(Directions for this task) Say how many lines in the data hold "warning". Nothing else belongs in the answer.

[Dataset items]
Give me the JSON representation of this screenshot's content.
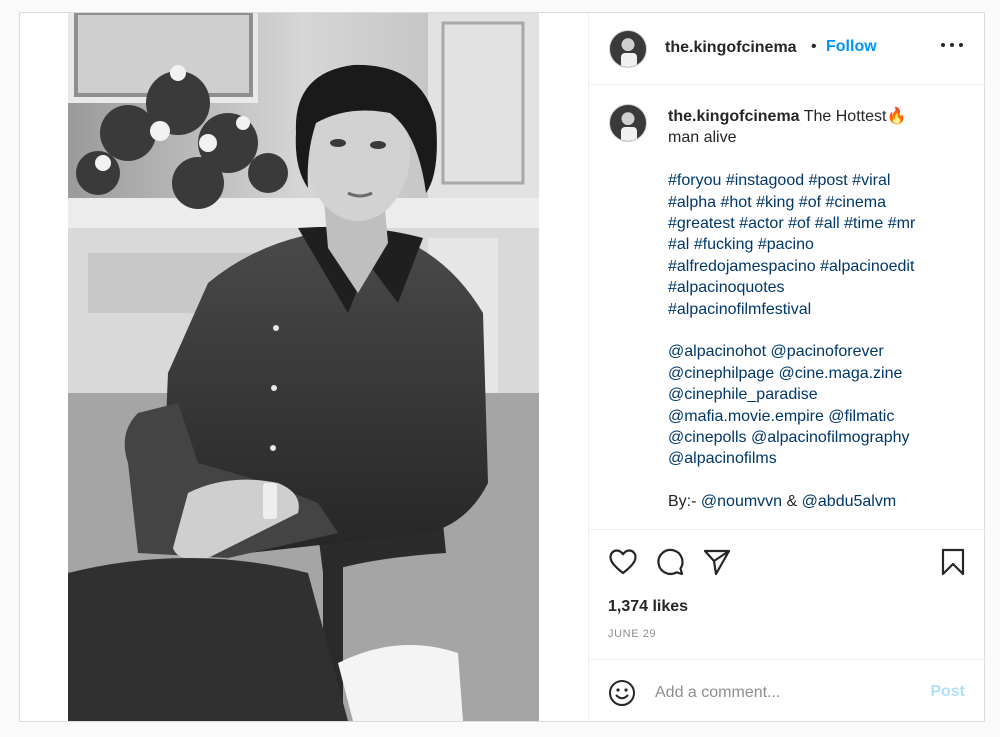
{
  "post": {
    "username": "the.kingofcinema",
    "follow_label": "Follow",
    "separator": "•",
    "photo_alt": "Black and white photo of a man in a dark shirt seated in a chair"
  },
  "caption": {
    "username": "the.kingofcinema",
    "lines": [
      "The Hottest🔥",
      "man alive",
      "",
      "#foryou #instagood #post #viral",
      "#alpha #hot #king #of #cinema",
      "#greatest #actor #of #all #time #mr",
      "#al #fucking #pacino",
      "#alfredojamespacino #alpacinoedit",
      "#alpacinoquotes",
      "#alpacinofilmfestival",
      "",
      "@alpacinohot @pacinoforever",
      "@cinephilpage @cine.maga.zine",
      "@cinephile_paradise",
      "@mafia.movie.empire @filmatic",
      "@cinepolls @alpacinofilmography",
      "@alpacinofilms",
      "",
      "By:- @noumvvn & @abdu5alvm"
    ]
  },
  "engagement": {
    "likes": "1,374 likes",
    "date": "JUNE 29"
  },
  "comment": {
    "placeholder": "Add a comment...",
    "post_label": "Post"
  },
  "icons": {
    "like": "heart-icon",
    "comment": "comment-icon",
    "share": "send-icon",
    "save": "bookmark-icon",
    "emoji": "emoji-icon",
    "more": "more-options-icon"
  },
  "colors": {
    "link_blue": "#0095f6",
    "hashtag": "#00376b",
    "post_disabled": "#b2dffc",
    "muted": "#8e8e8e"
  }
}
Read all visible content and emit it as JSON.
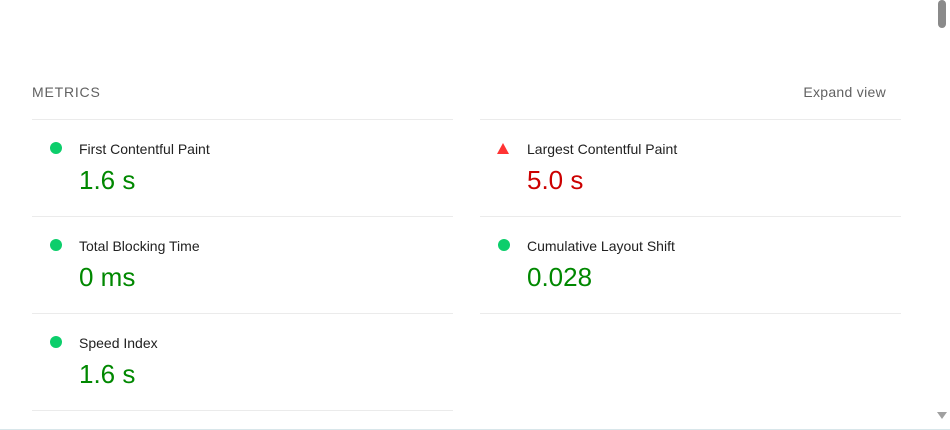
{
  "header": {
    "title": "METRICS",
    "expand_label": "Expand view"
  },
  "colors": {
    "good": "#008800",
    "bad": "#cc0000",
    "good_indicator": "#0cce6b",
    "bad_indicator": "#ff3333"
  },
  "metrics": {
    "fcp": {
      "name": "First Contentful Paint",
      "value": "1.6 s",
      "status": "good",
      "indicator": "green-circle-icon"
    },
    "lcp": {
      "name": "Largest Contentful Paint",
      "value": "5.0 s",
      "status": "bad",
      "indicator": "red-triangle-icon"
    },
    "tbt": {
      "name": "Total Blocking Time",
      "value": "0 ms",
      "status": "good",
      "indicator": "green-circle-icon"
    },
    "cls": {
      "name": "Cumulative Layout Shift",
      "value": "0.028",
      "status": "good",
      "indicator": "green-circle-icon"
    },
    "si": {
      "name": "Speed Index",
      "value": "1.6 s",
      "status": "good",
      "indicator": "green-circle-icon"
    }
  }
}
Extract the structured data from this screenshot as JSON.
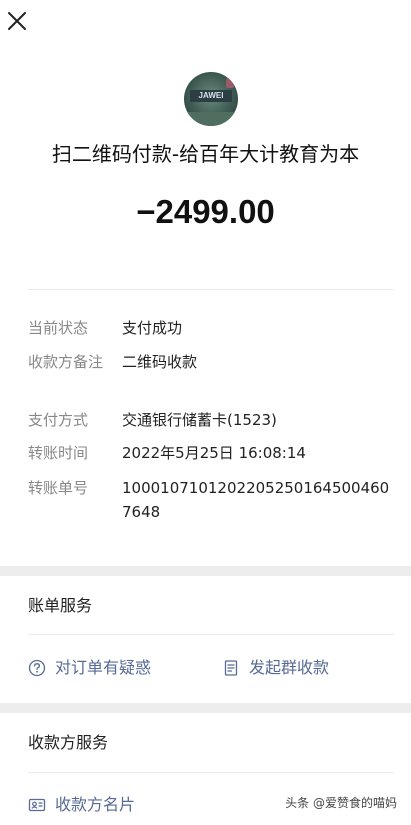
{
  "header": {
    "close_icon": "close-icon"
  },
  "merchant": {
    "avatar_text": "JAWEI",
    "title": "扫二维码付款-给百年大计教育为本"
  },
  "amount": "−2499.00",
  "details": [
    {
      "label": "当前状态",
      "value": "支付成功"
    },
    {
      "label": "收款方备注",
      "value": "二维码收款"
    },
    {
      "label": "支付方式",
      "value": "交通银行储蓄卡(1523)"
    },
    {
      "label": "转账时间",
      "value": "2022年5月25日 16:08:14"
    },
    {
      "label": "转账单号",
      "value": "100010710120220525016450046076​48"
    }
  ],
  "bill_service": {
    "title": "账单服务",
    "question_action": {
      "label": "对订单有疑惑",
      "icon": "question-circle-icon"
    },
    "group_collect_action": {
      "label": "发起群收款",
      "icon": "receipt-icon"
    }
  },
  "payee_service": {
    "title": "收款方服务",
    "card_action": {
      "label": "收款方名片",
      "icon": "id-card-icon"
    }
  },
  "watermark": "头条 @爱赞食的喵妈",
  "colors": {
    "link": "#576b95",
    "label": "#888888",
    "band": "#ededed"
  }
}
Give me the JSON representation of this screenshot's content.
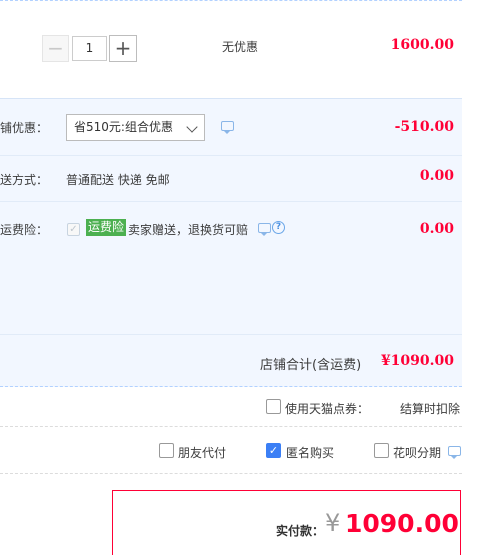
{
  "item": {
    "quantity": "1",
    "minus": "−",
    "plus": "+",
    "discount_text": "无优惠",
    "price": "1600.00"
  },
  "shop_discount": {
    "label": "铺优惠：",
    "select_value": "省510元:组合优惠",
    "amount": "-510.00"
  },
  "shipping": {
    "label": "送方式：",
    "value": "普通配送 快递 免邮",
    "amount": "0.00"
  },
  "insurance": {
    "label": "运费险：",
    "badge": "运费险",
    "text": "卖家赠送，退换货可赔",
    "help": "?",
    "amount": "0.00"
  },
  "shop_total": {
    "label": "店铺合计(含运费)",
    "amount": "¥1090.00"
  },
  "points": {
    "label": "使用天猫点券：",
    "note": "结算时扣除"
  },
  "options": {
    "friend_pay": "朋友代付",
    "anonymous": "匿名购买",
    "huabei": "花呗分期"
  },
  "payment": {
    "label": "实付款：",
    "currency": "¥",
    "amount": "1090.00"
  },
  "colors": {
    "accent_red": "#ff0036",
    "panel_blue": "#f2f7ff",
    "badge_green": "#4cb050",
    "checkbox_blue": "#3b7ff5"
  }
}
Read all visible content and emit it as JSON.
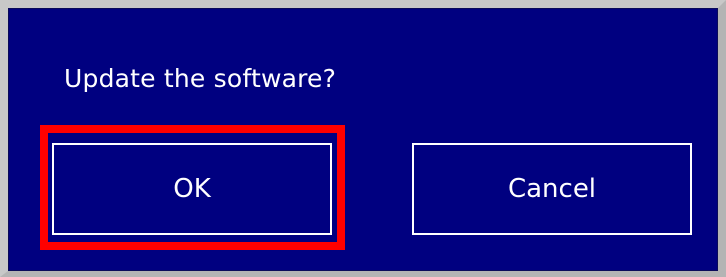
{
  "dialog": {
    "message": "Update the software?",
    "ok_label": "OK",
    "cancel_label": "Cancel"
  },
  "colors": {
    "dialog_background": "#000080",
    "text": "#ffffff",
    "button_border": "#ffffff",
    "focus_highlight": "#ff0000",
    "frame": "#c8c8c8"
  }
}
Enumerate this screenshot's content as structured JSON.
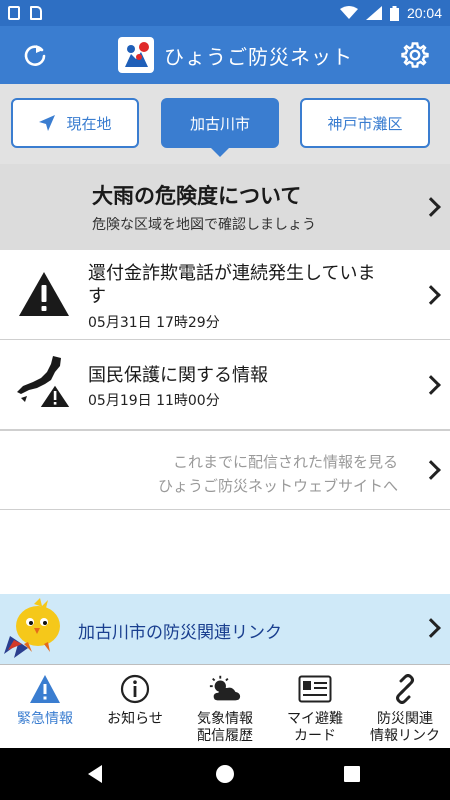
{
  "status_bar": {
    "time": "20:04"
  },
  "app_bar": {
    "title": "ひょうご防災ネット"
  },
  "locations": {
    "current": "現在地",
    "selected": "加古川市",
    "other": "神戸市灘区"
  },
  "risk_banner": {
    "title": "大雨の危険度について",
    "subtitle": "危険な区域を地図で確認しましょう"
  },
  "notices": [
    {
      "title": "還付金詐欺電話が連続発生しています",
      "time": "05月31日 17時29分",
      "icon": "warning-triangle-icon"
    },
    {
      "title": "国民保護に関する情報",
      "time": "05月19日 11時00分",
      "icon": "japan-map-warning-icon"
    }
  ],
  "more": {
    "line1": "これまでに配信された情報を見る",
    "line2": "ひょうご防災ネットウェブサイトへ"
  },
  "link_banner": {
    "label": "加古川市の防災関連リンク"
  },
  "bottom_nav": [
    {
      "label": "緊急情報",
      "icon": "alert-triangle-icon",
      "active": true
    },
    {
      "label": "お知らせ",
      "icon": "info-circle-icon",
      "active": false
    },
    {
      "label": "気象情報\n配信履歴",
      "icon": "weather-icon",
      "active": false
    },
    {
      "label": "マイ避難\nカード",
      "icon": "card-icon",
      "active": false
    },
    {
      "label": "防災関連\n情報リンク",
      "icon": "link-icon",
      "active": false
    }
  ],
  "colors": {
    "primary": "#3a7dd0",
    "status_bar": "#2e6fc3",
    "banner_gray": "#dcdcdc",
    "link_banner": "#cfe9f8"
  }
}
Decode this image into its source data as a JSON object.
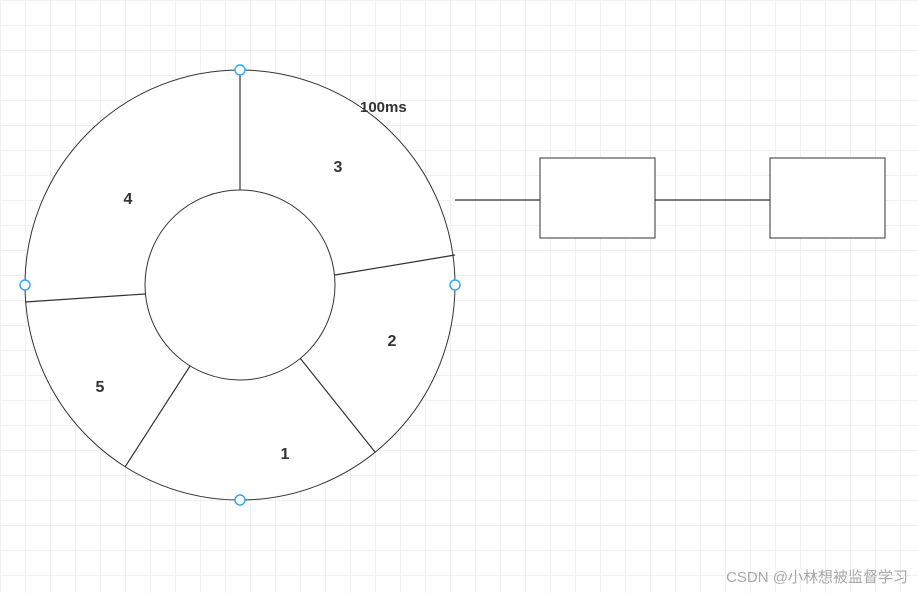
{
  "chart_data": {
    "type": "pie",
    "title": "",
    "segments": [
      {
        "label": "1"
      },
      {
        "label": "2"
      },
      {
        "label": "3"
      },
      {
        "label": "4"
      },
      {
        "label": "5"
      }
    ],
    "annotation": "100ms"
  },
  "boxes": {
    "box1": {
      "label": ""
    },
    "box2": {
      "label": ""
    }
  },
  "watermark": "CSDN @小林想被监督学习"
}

(Exercise response) 2